-- Task to carry out --
Only lines containing the word "final" belong in the answer; copy each one from the records.

-- Data supplied --

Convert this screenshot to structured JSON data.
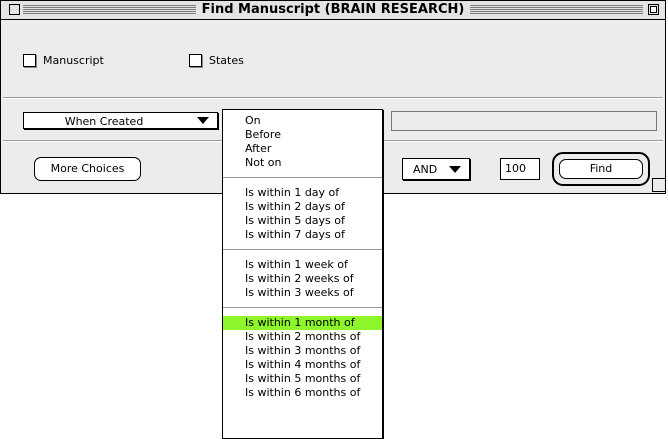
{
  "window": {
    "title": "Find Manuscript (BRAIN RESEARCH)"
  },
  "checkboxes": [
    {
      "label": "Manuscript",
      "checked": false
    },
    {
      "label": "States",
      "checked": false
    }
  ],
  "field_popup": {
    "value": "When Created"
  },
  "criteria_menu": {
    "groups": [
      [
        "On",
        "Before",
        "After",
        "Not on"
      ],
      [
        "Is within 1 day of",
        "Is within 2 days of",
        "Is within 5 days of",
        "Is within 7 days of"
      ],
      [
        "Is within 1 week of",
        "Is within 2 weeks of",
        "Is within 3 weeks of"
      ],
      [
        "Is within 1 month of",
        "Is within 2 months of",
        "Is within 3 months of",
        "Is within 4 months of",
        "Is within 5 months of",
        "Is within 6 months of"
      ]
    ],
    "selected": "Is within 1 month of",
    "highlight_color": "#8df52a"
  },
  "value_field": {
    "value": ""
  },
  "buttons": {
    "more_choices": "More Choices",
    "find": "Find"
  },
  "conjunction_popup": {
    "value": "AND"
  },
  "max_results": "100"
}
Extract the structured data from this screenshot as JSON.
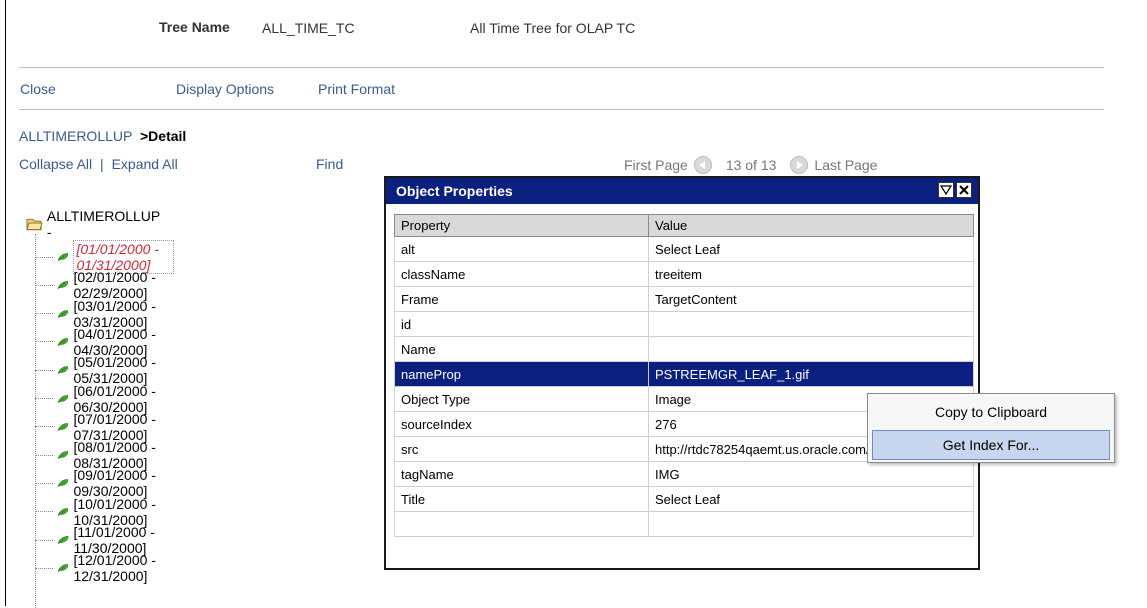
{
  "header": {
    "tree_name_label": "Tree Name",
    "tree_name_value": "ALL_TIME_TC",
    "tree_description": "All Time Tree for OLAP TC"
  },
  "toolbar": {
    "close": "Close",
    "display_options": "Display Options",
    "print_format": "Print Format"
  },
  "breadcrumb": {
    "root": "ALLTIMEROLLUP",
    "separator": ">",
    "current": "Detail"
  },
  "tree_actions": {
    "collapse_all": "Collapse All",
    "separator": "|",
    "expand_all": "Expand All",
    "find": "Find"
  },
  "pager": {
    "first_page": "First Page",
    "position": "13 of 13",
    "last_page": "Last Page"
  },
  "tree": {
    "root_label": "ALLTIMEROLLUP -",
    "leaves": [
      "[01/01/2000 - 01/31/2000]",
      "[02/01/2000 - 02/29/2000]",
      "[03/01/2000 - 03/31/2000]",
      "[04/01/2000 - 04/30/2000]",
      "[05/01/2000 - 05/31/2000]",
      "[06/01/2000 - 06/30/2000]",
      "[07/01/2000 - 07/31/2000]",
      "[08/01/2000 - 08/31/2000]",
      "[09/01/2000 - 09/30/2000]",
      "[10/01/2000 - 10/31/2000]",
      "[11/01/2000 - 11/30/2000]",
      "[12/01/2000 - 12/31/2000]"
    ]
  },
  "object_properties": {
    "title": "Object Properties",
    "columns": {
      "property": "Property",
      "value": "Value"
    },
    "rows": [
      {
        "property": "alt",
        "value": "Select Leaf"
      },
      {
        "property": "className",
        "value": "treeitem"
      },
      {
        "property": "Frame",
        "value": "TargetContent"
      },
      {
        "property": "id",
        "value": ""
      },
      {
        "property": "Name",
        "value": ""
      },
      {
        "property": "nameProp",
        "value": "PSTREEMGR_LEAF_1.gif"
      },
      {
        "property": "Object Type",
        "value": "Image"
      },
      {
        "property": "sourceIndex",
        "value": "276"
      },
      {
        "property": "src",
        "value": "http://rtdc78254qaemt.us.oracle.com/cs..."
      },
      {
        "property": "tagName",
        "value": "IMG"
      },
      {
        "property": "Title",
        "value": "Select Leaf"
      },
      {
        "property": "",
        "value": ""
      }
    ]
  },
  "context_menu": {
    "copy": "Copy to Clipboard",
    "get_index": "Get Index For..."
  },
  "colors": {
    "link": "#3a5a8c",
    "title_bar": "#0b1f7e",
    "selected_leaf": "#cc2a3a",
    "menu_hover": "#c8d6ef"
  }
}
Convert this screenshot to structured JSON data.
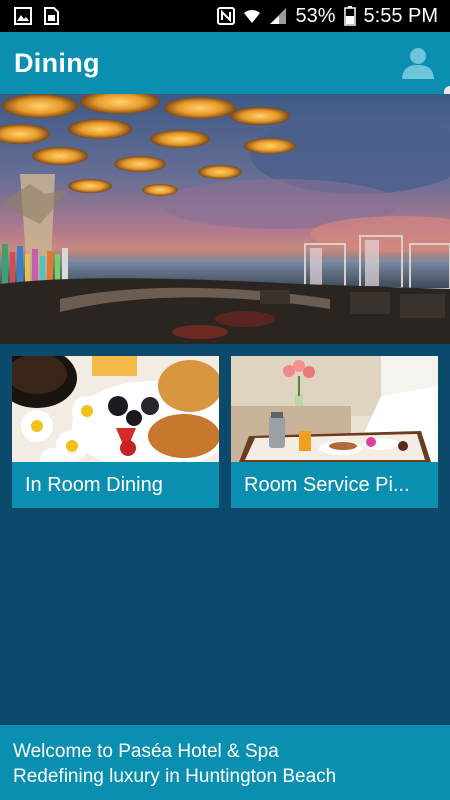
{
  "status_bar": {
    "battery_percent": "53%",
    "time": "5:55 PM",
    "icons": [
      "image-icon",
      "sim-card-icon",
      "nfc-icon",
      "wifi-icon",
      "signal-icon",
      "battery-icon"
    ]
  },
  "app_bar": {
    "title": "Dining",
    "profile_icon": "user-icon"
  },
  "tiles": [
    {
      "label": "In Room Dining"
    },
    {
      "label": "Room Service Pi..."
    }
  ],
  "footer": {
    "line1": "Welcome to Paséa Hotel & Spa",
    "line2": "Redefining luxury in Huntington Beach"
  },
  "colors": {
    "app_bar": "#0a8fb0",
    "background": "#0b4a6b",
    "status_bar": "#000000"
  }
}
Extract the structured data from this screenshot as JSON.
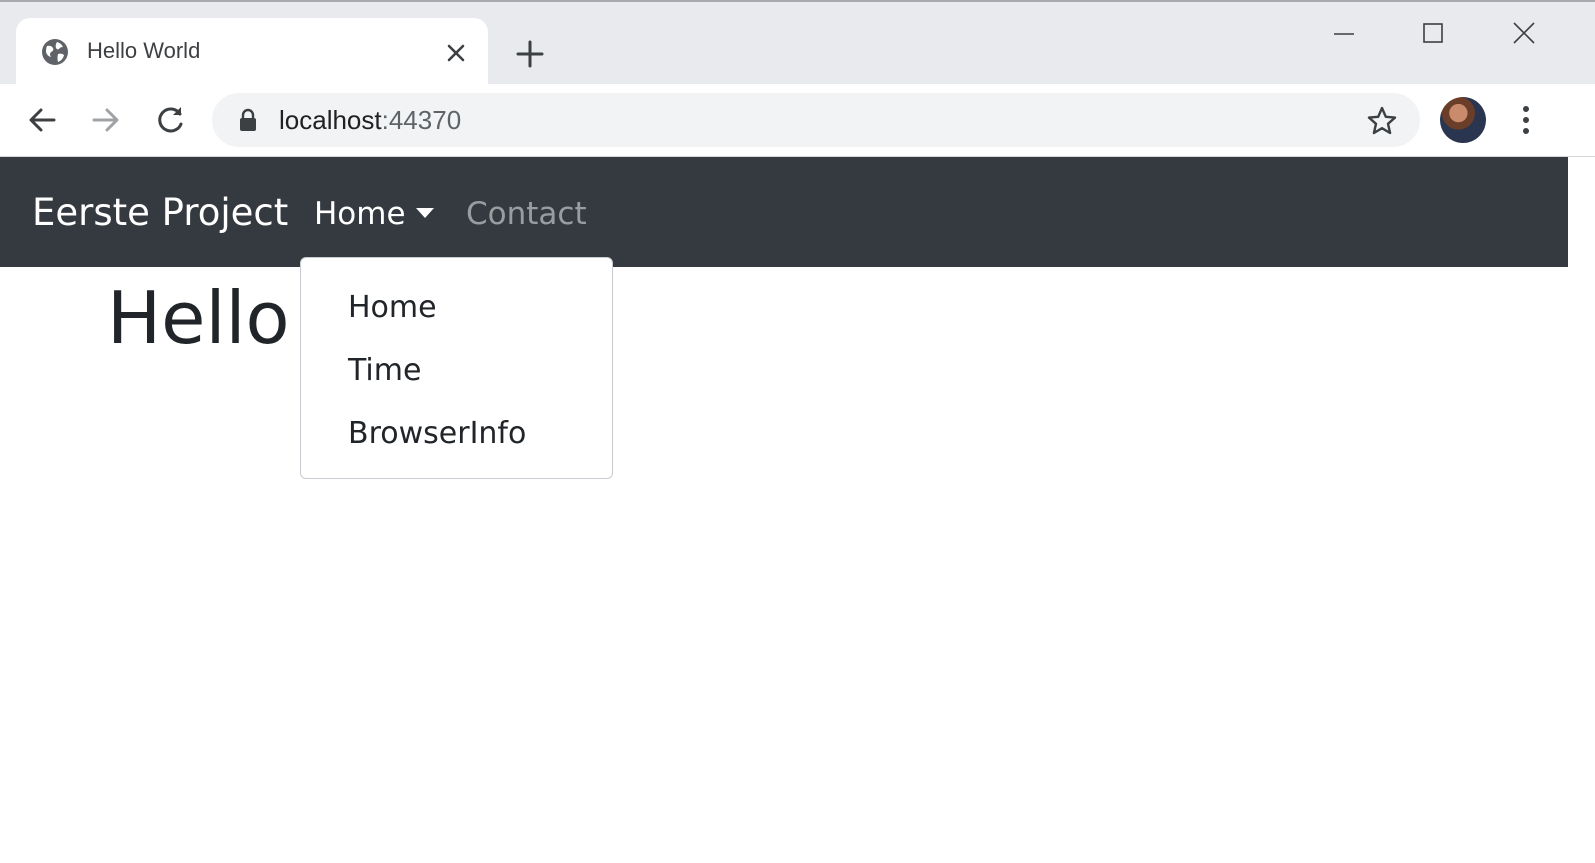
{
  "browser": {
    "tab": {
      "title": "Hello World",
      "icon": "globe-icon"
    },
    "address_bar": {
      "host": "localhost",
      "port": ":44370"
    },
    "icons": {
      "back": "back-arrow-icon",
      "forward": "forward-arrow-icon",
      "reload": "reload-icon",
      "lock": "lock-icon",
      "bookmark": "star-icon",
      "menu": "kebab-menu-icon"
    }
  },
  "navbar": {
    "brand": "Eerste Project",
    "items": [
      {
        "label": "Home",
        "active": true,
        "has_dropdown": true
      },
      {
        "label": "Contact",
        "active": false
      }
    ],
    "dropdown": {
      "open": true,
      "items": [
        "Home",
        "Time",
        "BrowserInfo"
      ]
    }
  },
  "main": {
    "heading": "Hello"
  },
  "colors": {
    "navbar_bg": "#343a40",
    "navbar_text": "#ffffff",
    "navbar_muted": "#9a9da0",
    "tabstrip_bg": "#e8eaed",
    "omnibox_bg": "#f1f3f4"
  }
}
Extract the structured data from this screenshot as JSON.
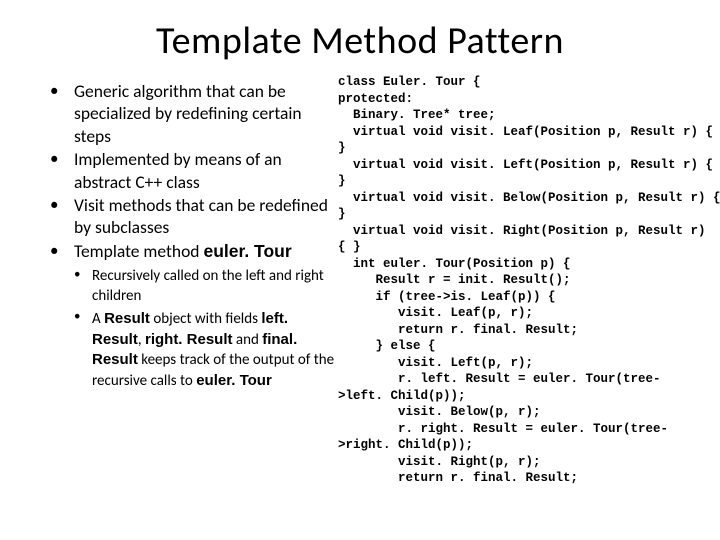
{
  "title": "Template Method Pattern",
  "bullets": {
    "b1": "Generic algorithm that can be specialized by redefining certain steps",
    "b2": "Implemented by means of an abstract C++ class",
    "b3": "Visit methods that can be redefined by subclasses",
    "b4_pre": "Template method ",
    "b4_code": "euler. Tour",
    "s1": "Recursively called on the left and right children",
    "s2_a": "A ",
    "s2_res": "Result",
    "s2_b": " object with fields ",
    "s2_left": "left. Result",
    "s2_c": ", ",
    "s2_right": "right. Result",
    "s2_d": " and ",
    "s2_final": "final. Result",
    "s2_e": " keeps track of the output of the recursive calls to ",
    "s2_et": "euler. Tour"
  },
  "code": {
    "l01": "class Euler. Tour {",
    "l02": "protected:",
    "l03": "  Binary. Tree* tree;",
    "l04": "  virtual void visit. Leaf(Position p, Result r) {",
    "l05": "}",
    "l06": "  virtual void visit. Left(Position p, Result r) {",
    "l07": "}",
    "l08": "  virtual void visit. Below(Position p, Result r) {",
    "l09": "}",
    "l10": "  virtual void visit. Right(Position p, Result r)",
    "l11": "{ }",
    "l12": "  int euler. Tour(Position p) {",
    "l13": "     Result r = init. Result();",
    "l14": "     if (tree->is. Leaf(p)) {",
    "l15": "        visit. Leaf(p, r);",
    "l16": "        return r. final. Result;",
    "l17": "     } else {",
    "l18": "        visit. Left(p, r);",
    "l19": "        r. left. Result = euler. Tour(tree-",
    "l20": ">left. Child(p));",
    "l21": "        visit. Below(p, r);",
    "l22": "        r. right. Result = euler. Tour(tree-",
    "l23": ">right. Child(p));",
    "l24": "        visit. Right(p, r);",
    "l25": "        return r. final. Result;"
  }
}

-- Your solution --
    "s2_final": "final. Result",
    "l16": "        return r. final. Result;",
    "l25": "        return r. final. Result;"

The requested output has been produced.